Sony HDR-CX700V Camcorder Review
Like most camcorders, the Sony HDR-CX700V has a dedicated still image mode for taking photos with the camcorder. You can access this mode by selecting it from the menu system (under the Shooting Mode submenu), or by pressing the small mode button on the back of the camcorder. The mode button only switches between video and photo modes, it does not allow you to enter other shooting modes (like Golf Shot or Smooth Slow Record), nor will it bring you to playback mode.
When you look at photo size options on the camcorder, you'll notice the highest quality setting is a 12.3-megapixel photo option. This setting exceeds the CX700V's effective pixel count for still images, which is 6.14 megapixels. However, Sony claims that the "unique pixel array of Sony's ClearVid and the image processing system (BIONZ) allow still image resolution equivalent to [12.3 megapixels]." Basically, we take this statement to mean Sony is interpolating the images in order to capture them at that size.
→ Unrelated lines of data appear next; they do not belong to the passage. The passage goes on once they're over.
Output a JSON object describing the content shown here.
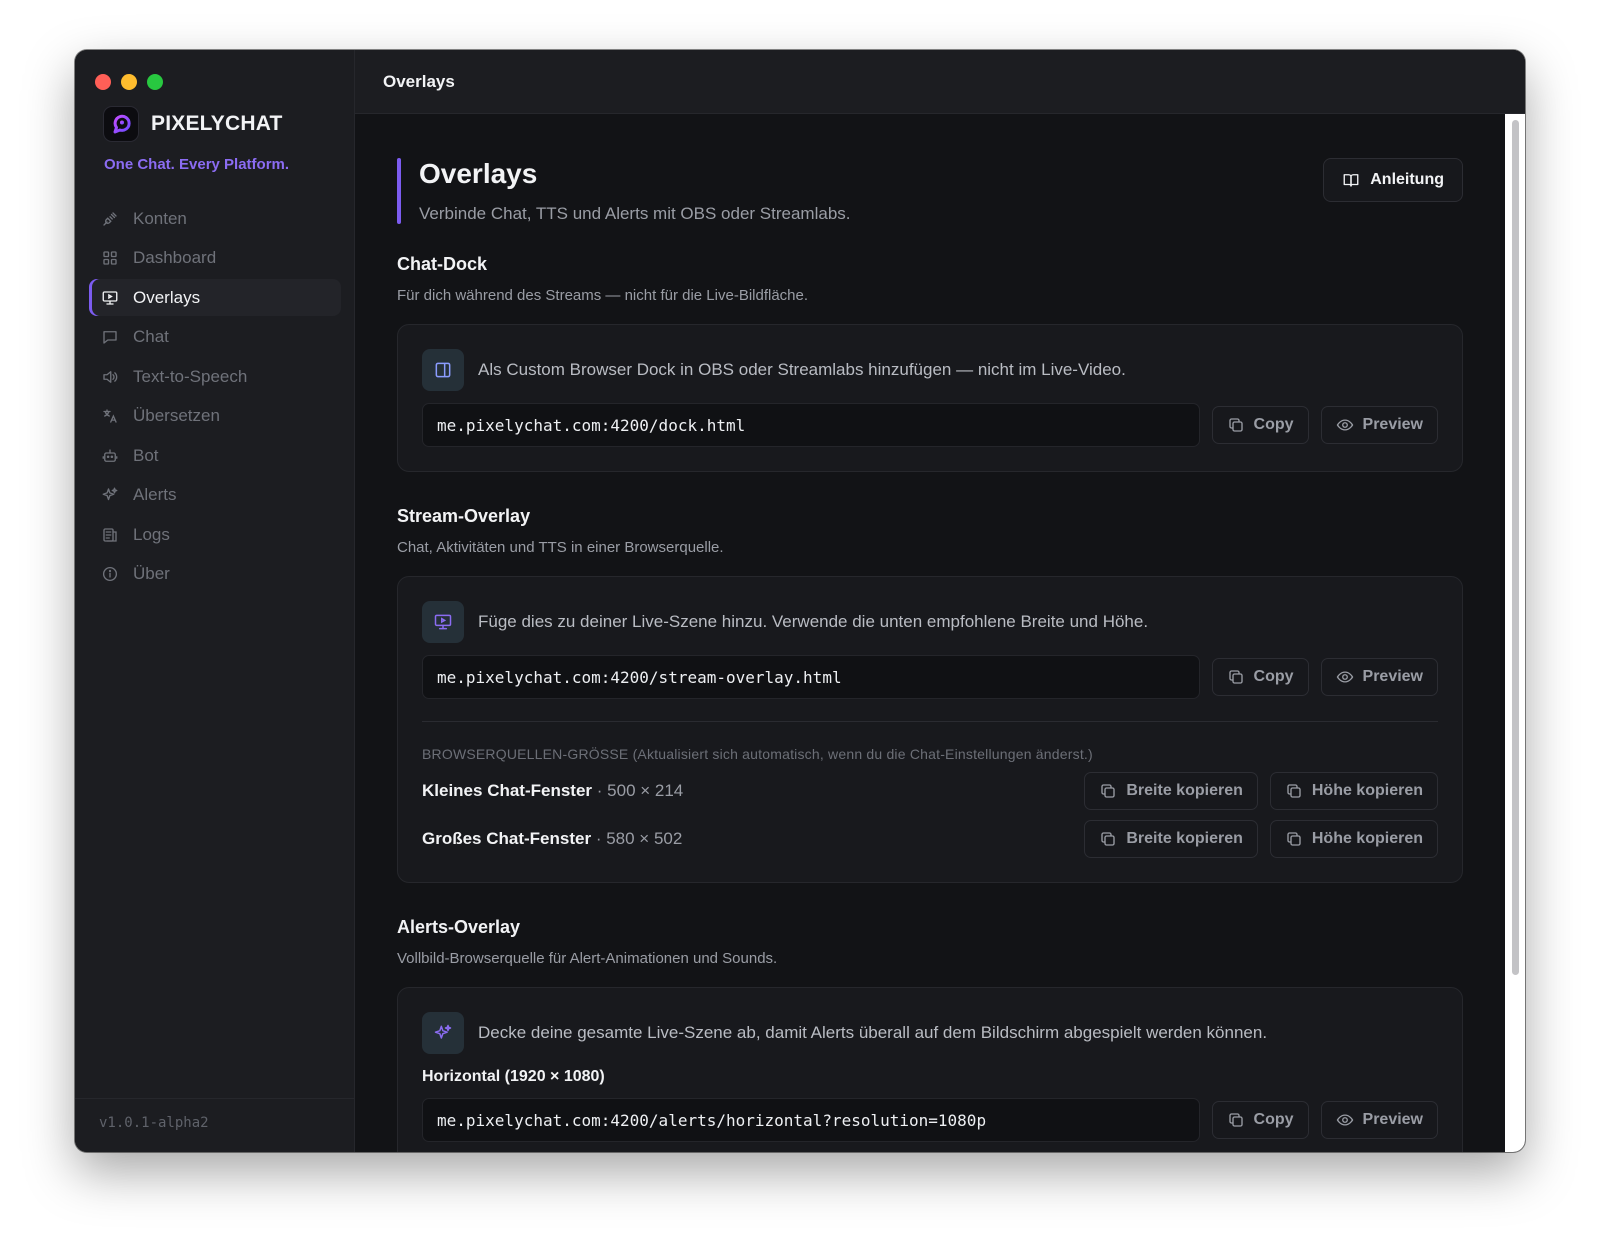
{
  "app": {
    "brand_name": "PIXELYCHAT",
    "tagline": "One Chat. Every Platform.",
    "version": "v1.0.1-alpha2",
    "window_title": "Overlays",
    "accent_color": "#7c5cf0"
  },
  "sidebar": {
    "items": [
      {
        "label": "Konten",
        "icon": "plug-icon"
      },
      {
        "label": "Dashboard",
        "icon": "grid-icon"
      },
      {
        "label": "Overlays",
        "icon": "monitor-play-icon",
        "active": true
      },
      {
        "label": "Chat",
        "icon": "chat-bubble-icon"
      },
      {
        "label": "Text-to-Speech",
        "icon": "speaker-icon"
      },
      {
        "label": "Übersetzen",
        "icon": "translate-icon"
      },
      {
        "label": "Bot",
        "icon": "bot-icon"
      },
      {
        "label": "Alerts",
        "icon": "sparkles-icon"
      },
      {
        "label": "Logs",
        "icon": "logs-icon"
      },
      {
        "label": "Über",
        "icon": "info-icon"
      }
    ]
  },
  "page": {
    "title": "Overlays",
    "subtitle": "Verbinde Chat, TTS und Alerts mit OBS oder Streamlabs.",
    "guide_button": "Anleitung"
  },
  "buttons": {
    "copy": "Copy",
    "preview": "Preview",
    "copy_width": "Breite kopieren",
    "copy_height": "Höhe kopieren"
  },
  "chat_dock": {
    "title": "Chat-Dock",
    "subtitle": "Für dich während des Streams — nicht für die Live-Bildfläche.",
    "info": "Als Custom Browser Dock in OBS oder Streamlabs hinzufügen — nicht im Live-Video.",
    "url": "me.pixelychat.com:4200/dock.html"
  },
  "stream_overlay": {
    "title": "Stream-Overlay",
    "subtitle": "Chat, Aktivitäten und TTS in einer Browserquelle.",
    "info": "Füge dies zu deiner Live-Szene hinzu. Verwende die unten empfohlene Breite und Höhe.",
    "url": "me.pixelychat.com:4200/stream-overlay.html",
    "size_caption": "BROWSERQUELLEN-GRÖSSE",
    "size_note": "(Aktualisiert sich automatisch, wenn du die Chat-Einstellungen änderst.)",
    "sizes": [
      {
        "label": "Kleines Chat-Fenster",
        "dims": "500 × 214"
      },
      {
        "label": "Großes Chat-Fenster",
        "dims": "580 × 502"
      }
    ]
  },
  "alerts_overlay": {
    "title": "Alerts-Overlay",
    "subtitle": "Vollbild-Browserquelle für Alert-Animationen und Sounds.",
    "info": "Decke deine gesamte Live-Szene ab, damit Alerts überall auf dem Bildschirm abgespielt werden können.",
    "resolution_label": "Horizontal (1920 × 1080)",
    "url": "me.pixelychat.com:4200/alerts/horizontal?resolution=1080p"
  }
}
The amount of pixels in those 12+ megapixel photos, will still be 6.14 megapixels (or around that). Other photo options on the CX700V include a 9.2 megapixels, 3.3 megapixels, and VGA. All of these size options, other than the 12.3-megapixel mode, capture photos at a 4:3 aspect ratio.
Enough of this pixel jargon. The Sony HDR-CX700V has plenty of other still image features worth talking about. There's a built-in flash on the front of the camcorder, and the flash has a number of intensity settings and red-eye reduction. The face detection feature can also be used to detect smiles, which leads us to Sony's "smile shutter" technology. This allows the camcorder to automatically take photos when it detects a smiling subject. It doesn't work perfectly, but the mode even allows you to set the smile sensitivity for which the camcorder to detect (low, medium, or high).
Smooth Slow Record
A simple slow motion mode, Smooth Slow Record, will capture 3 seconds of footage and turn it into 12 seconds of slow motion video (by recording with a 240fps frame rate). The video quality isn't great, so we recommend using this function sparingly, but it can create some cool effects. The main problem is the 3-second recording limitation. You can also set Smooth Slow Record to capture the three seconds of footage before or after you hit the record button.
This feature is entirely designed to capture and analyze a golf swing. When you turn it on, the screen is cropped on the left and right and a small white box appears in the middle of the frame. You are meant to position the golfer within this box and a message tells you to press the start/stop record button "right after impact" (we assume this is referring to the golf club hitting the golf ball). The feature works best if the camcorder is on a tripod or laying flat.
After you do all this, the camcorder will take the short bit of footage and divide into a bunch of still images. This way you can see frame-by-frame analysis of your golf swing. Maybe this feature could be used for other analysis, but the limitations on image size and record time make this difficult. Can't Sony tweak this feature for a baseball swing analysis? Maybe next year.
Night Shot uses infrared technology (like night vision goggles) to allow you record an image in total darkness. You just have to be willing to accept the fact that all your videos shot in this mode will come out looking bright green. This is a prized feature for people who love to take their camcorder camping, spelunking, or on nighttime tours of haunted houses.
You can add a black or white fade while you shoot your video clips using this setting.
The HDR-CX7000V has built-in GPS that allows you to keep track of your videos by the location in which they were shot—and you can even view/organize clips by location on a map. You turn GPS on and off via a small switch inside the camcorder's LCD cavity. Keep in mind, having GPS activated will drain your battery a bit faster than normal. Also a problem: the CX700V's GPS function could not find our office location on the map. We had to walk around outside before things started to click. Don't expect the GPS to work smoothly everywhere (even in major cities).